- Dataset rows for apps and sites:

──────────

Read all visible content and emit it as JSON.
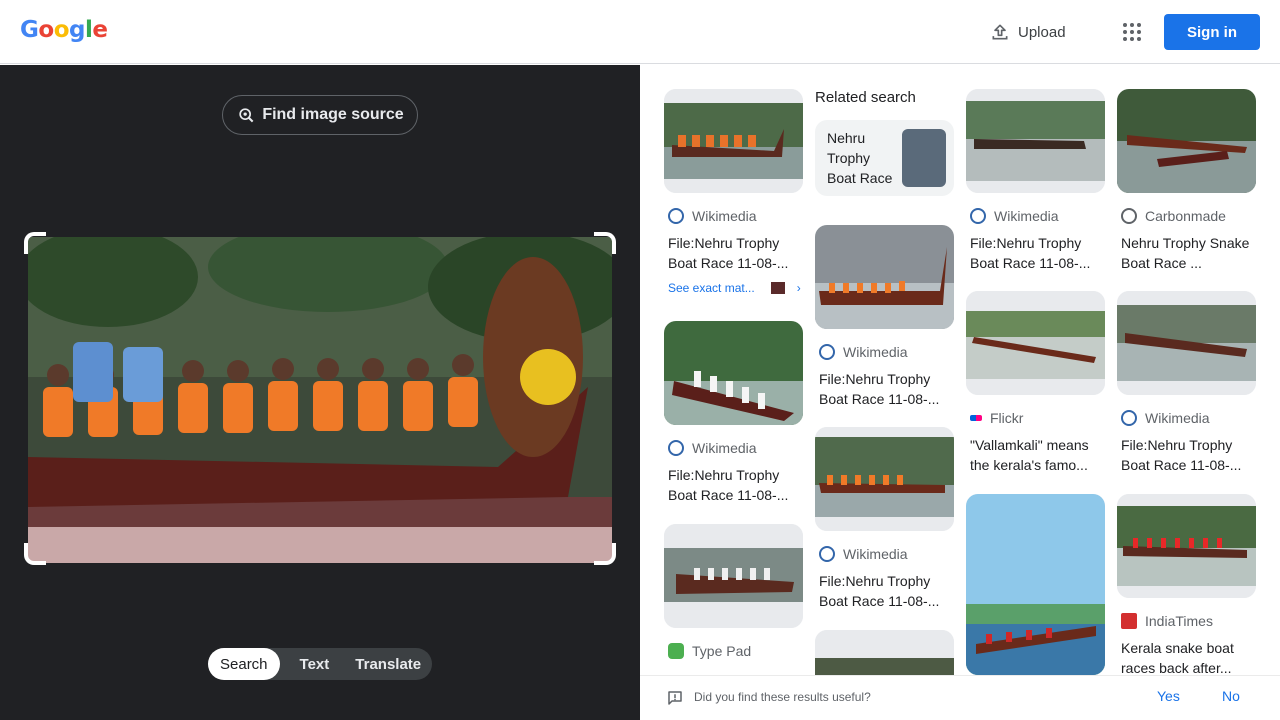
{
  "header": {
    "logo": "Google",
    "upload_label": "Upload",
    "signin_label": "Sign in"
  },
  "left_panel": {
    "find_source_label": "Find image source",
    "tabs": [
      {
        "label": "Search",
        "active": true
      },
      {
        "label": "Text",
        "active": false
      },
      {
        "label": "Translate",
        "active": false
      }
    ]
  },
  "related_search": {
    "heading": "Related search",
    "query": "Nehru Trophy Boat Race"
  },
  "results": [
    {
      "source": "Wikimedia",
      "title": "File:Nehru Trophy Boat Race 11-08-...",
      "see_exact": "See exact mat..."
    },
    {
      "source": "Wikimedia",
      "title": "File:Nehru Trophy Boat Race 11-08-..."
    },
    {
      "source": "Type Pad",
      "title": ""
    },
    {
      "source": "Wikimedia",
      "title": "File:Nehru Trophy Boat Race 11-08-..."
    },
    {
      "source": "Wikimedia",
      "title": "File:Nehru Trophy Boat Race 11-08-..."
    },
    {
      "source": "Wikimedia",
      "title": "File:Nehru Trophy Boat Race 11-08-..."
    },
    {
      "source": "Flickr",
      "title": "\"Vallamkali\" means the kerala's famo..."
    },
    {
      "source": "Carbonmade",
      "title": "Nehru Trophy Snake Boat Race ..."
    },
    {
      "source": "Wikimedia",
      "title": "File:Nehru Trophy Boat Race 11-08-..."
    },
    {
      "source": "IndiaTimes",
      "title": "Kerala snake boat races back after..."
    }
  ],
  "feedback": {
    "question": "Did you find these results useful?",
    "yes": "Yes",
    "no": "No"
  },
  "colors": {
    "accent": "#1a73e8",
    "dark_panel": "#202124"
  }
}
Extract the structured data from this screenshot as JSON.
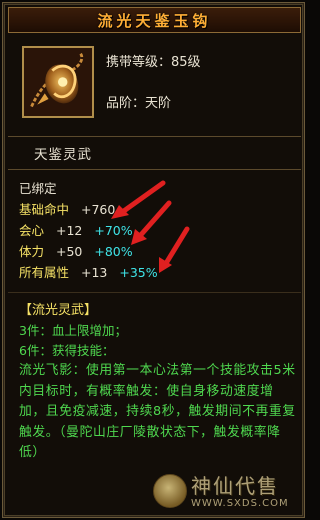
{
  "item": {
    "name": "流光天鉴玉钩",
    "carry_level_label": "携带等级：",
    "carry_level_value": "85级",
    "grade_label": "品阶：",
    "grade_value": "天阶",
    "type": "天鉴灵武",
    "icon": "hook-weapon-icon"
  },
  "attributes": {
    "bound": "已绑定",
    "rows": [
      {
        "label": "基础命中",
        "base": "+760",
        "bonus": ""
      },
      {
        "label": "会心",
        "base": "+12",
        "bonus": "+70%"
      },
      {
        "label": "体力",
        "base": "+50",
        "bonus": "+80%"
      },
      {
        "label": "所有属性",
        "base": "+13",
        "bonus": "+35%"
      }
    ]
  },
  "set": {
    "title": "【流光灵武】",
    "piece3": "3件：血上限增加；",
    "piece6": "6件：获得技能：",
    "skill_desc": "流光飞影：使用第一本心法第一个技能攻击5米内目标时，有概率触发：使自身移动速度增加，且免疫减速，持续8秒，触发期间不再重复触发。（曼陀山庄厂陵散状态下，触发概率降低）"
  },
  "watermark": {
    "main": "神仙代售",
    "url": "WWW.SXDS.COM"
  },
  "colors": {
    "title": "#ffae36",
    "attr_label": "#f6e266",
    "bonus": "#3fe4e8",
    "set_text": "#4fd84f",
    "arrow": "#e02020"
  }
}
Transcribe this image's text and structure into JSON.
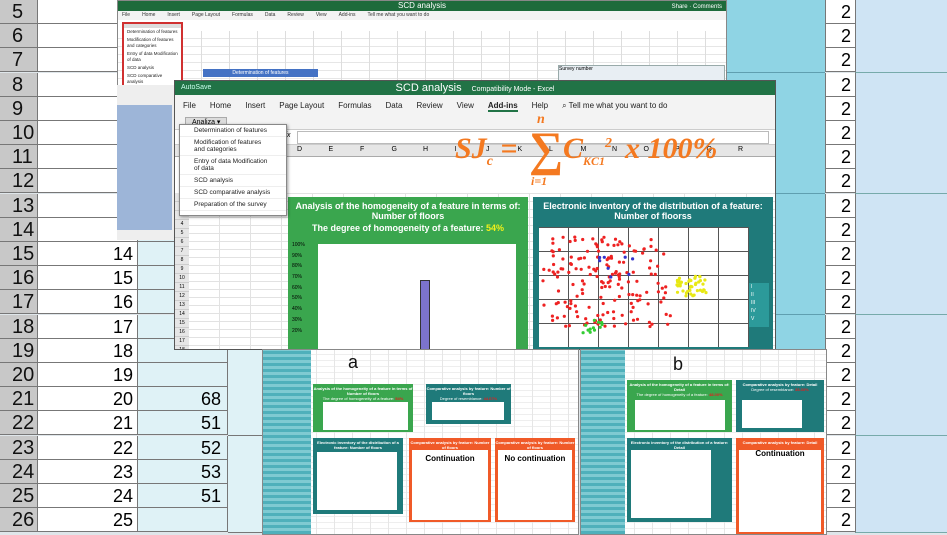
{
  "background_sheet": {
    "rows": [
      {
        "row": "5",
        "a": "",
        "b": "",
        "r": "2"
      },
      {
        "row": "6",
        "a": "",
        "b": "",
        "r": "2"
      },
      {
        "row": "7",
        "a": "",
        "b": "",
        "r": "2"
      },
      {
        "row": "8",
        "a": "",
        "b": "",
        "r": "2"
      },
      {
        "row": "9",
        "a": "",
        "b": "",
        "r": "2"
      },
      {
        "row": "10",
        "a": "",
        "b": "",
        "r": "2"
      },
      {
        "row": "11",
        "a": "",
        "b": "",
        "r": "2"
      },
      {
        "row": "12",
        "a": "",
        "b": "",
        "r": "2"
      },
      {
        "row": "13",
        "a": "",
        "b": "",
        "r": "2"
      },
      {
        "row": "14",
        "a": "",
        "b": "",
        "r": "2"
      },
      {
        "row": "15",
        "a": "14",
        "b": "",
        "r": "2"
      },
      {
        "row": "16",
        "a": "15",
        "b": "",
        "r": "2"
      },
      {
        "row": "17",
        "a": "16",
        "b": "",
        "r": "2"
      },
      {
        "row": "18",
        "a": "17",
        "b": "",
        "r": "2"
      },
      {
        "row": "19",
        "a": "18",
        "b": "",
        "r": "2"
      },
      {
        "row": "20",
        "a": "19",
        "b": "",
        "r": "2"
      },
      {
        "row": "21",
        "a": "20",
        "b": "68",
        "r": "2"
      },
      {
        "row": "22",
        "a": "21",
        "b": "51",
        "r": "2"
      },
      {
        "row": "23",
        "a": "22",
        "b": "52",
        "r": "2"
      },
      {
        "row": "24",
        "a": "23",
        "b": "53",
        "r": "2"
      },
      {
        "row": "25",
        "a": "24",
        "b": "51",
        "r": "2"
      },
      {
        "row": "26",
        "a": "25",
        "b": "",
        "r": "2"
      }
    ]
  },
  "top_window": {
    "title": "SCD analysis",
    "share": "Share",
    "comments": "Comments",
    "menu": [
      "File",
      "Home",
      "Insert",
      "Page Layout",
      "Formulas",
      "Data",
      "Review",
      "View",
      "Add-ins",
      "Tell me what you want to do"
    ],
    "banner": "Determination of features",
    "sheet_label": "Survey number",
    "dropdown": [
      "Determination of features",
      "Modification of features and categories",
      "Entry of data Modification of data",
      "SCD analysis",
      "SCD comparative analysis",
      "Preparation of the survey"
    ]
  },
  "main_window": {
    "autosave": "AutoSave",
    "title": "SCD analysis",
    "mode": "Compatibility Mode - Excel",
    "tabs": [
      "File",
      "Home",
      "Insert",
      "Page Layout",
      "Formulas",
      "Data",
      "Review",
      "View",
      "Add-ins",
      "Help"
    ],
    "active_tab": "Add-ins",
    "tell_me": "Tell me what you want to do",
    "analiza": "Analiza",
    "fx": "fx",
    "columns": [
      "D",
      "E",
      "F",
      "G",
      "H",
      "I",
      "J",
      "K",
      "L",
      "M",
      "N",
      "O",
      "P",
      "Q",
      "R"
    ],
    "row_numbers": [
      "1",
      "2",
      "3",
      "4",
      "5",
      "6",
      "7",
      "8",
      "9",
      "10",
      "11",
      "12",
      "13",
      "14",
      "15",
      "16",
      "17",
      "18",
      "19",
      "20"
    ],
    "dropdown": [
      "Determination of features",
      "Modification of features and categories",
      "Entry of data Modification of data",
      "SCD analysis",
      "SCD comparative analysis",
      "Preparation of the survey"
    ],
    "formula": {
      "lhs": "SJ",
      "lhs_sub": "c",
      "eq": "=",
      "upper": "n",
      "lower": "i=1",
      "term": "C",
      "term_sub": "KC1",
      "power": "2",
      "tail": "x 100%"
    },
    "left_panel": {
      "title": "Analysis of the homogeneity of a feature in terms of: Number of floors",
      "degree_label": "The degree of homogeneity of a feature:",
      "degree_value": "54%",
      "y_ticks": [
        "100%",
        "90%",
        "80%",
        "70%",
        "60%",
        "50%",
        "40%",
        "30%",
        "20%"
      ],
      "color": "#3aa64e"
    },
    "right_panel": {
      "title": "Electronic inventory of the distribution of a feature: Number of floorss",
      "legend": [
        "I",
        "II",
        "III",
        "IV",
        "V"
      ],
      "color": "#1f7a7a"
    }
  },
  "bottom_a": {
    "label": "a",
    "p1_title": "Analysis of the homogeneity of a feature in terms of Number of floors",
    "p1_degree": "The degree of homogeneity of a feature:",
    "p1_value": "54%",
    "p2_title": "Comparative analysis by feature: Number of floors",
    "p2_degree": "Degree of resemblance:",
    "p2_value": "44.07%",
    "p3_title": "Electronic inventory of the distribution of a feature: Number of floors",
    "p4_title": "Comparative analysis by feature: Number of floors",
    "p4_big": "Continuation",
    "p5_title": "Comparative analysis by feature: Number of floors",
    "p5_big": "No continuation"
  },
  "bottom_b": {
    "label": "b",
    "p1_title": "Analysis of the homogeneity of a feature in terms of: Detail",
    "p1_degree": "The degree of homogeneity of a feature:",
    "p1_value": "48.00%",
    "p2_title": "Comparative analysis by feature: Detail",
    "p2_degree": "Degree of resemblance:",
    "p2_value": "33.33%",
    "p3_title": "Electronic inventory of the distribution of a feature: Detail",
    "p4_title": "Comparative analysis by feature: Detail",
    "p4_big": "Continuation"
  }
}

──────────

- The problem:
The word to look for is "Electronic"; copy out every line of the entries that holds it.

- Exercise solution:
      "title": "Electronic inventory of the distribution of a feature: Number of floorss",
    "p3_title": "Electronic inventory of the distribution of a feature: Number of floors",
    "p3_title": "Electronic inventory of the distribution of a feature: Detail",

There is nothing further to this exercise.